Stick to math that works
Saturday, October 25, 2003
By Raj Marasini
I agree with Avelina (Belen) Lichtenegger's reaction regarding the newer new math at Jackson schools. I read with great interest Callie Clark's Oct. 17 article that outlines an alternative way of multiplying.
It confuses me why a school system would spend a lot of money to implement a program that seems experimental. At first glance, I would say Jackson schools should have looked into this program closer before setting aside a hefty budget.
This lengthy and confusing method of multiplying whole numbers is just one part of the program that evidently the children should not spend time trying to learn. In fact, one of the students interviewed feels that this method is confusing. Not only this, the practice of jumping from one subject to another unrelated subject and then going back does not guarantee mastery of what the students have to learn.
The concept of place value and distributive property can be explained and mastered with shorter and clearer methods.
As to the "mental" math issue, we are going to end up with students who are not able to do simple computations without calculators. Mental math is not going to be there if one has to rely on the calculator for even the simplest computations.
I was educated overseas. Like several leading or even Third World countries, there is no powerful and influential organization like the National Council of Teachers of Mathematics. I was told all math teaching in this country is heavily influenced by the standards set forth by the NCTM. It is this organization which recommends that calculators be used as early as kindergarten.
According to Oct. 17 article, instead of learning just one way to add, subtract, divide and multiply, students learn several methods in the hopes of increasing comprehension. Believe me. Stick to the old way, the one that works, It is simpler, shorter and easy to understand. To me the newer new math looks like it would be confusing to an elementary student.
Nick Rangel, one of the students quoted, said he likes the old way for the reason that this new one takes longer. He added, however, that he feels math is "funner" this year with all the games they play. It looks to me as if this program is one of those concerned that students should have more fun. The concerns of educators and parents should be that schools should be using the best program for their children so that they can better prepare them for the job market where they have to compete not only here, but also abroad.
Educators abroad don't worry about any experimental math. They use the old way. Students learn the already proven theories and use them to learn and invent newer ones that are useful in the scientific community.
The result of this newer new math is taking a toll on freshman students in college. At Southeast Missouri State University, there is a great percentage of students taking at least one level of remedial math classes.

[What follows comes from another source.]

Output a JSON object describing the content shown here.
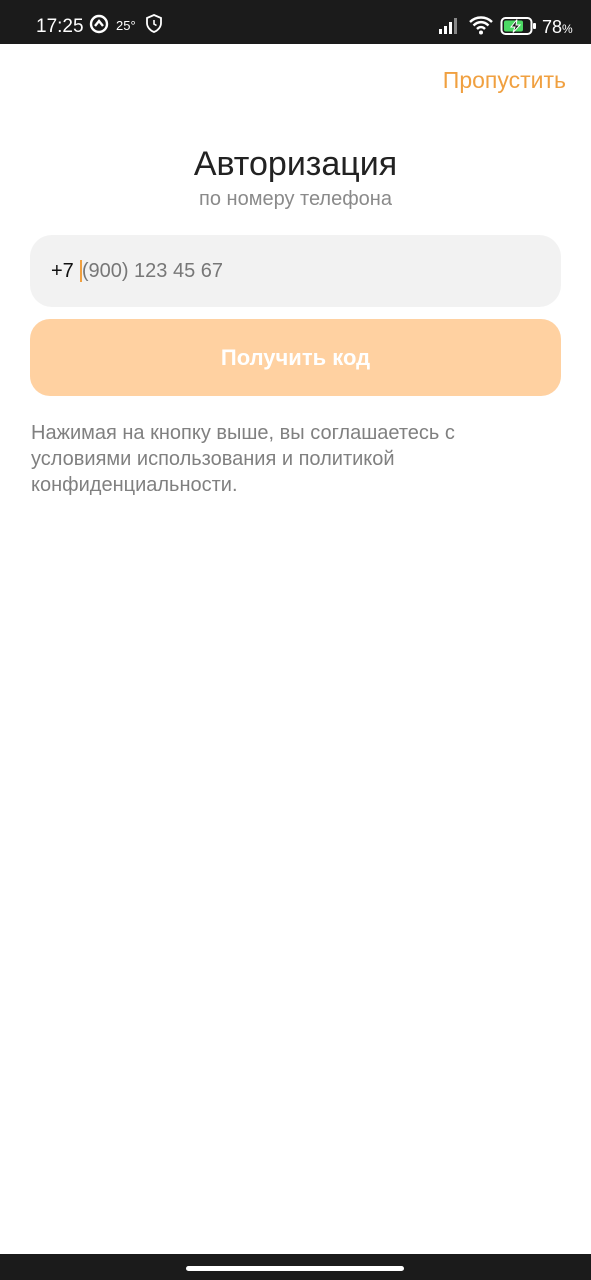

These students should have learned their basics back in high school.
Teachers and administrators should balance the curriculum to use only the new concepts and methods that have been proven to work and make use of the old method that has been proven to have worked.
As Lichtenegger says, "The old way is still effective"
Raj Marasini of Cape Girardeau is a Southeast Missouri State University graduate.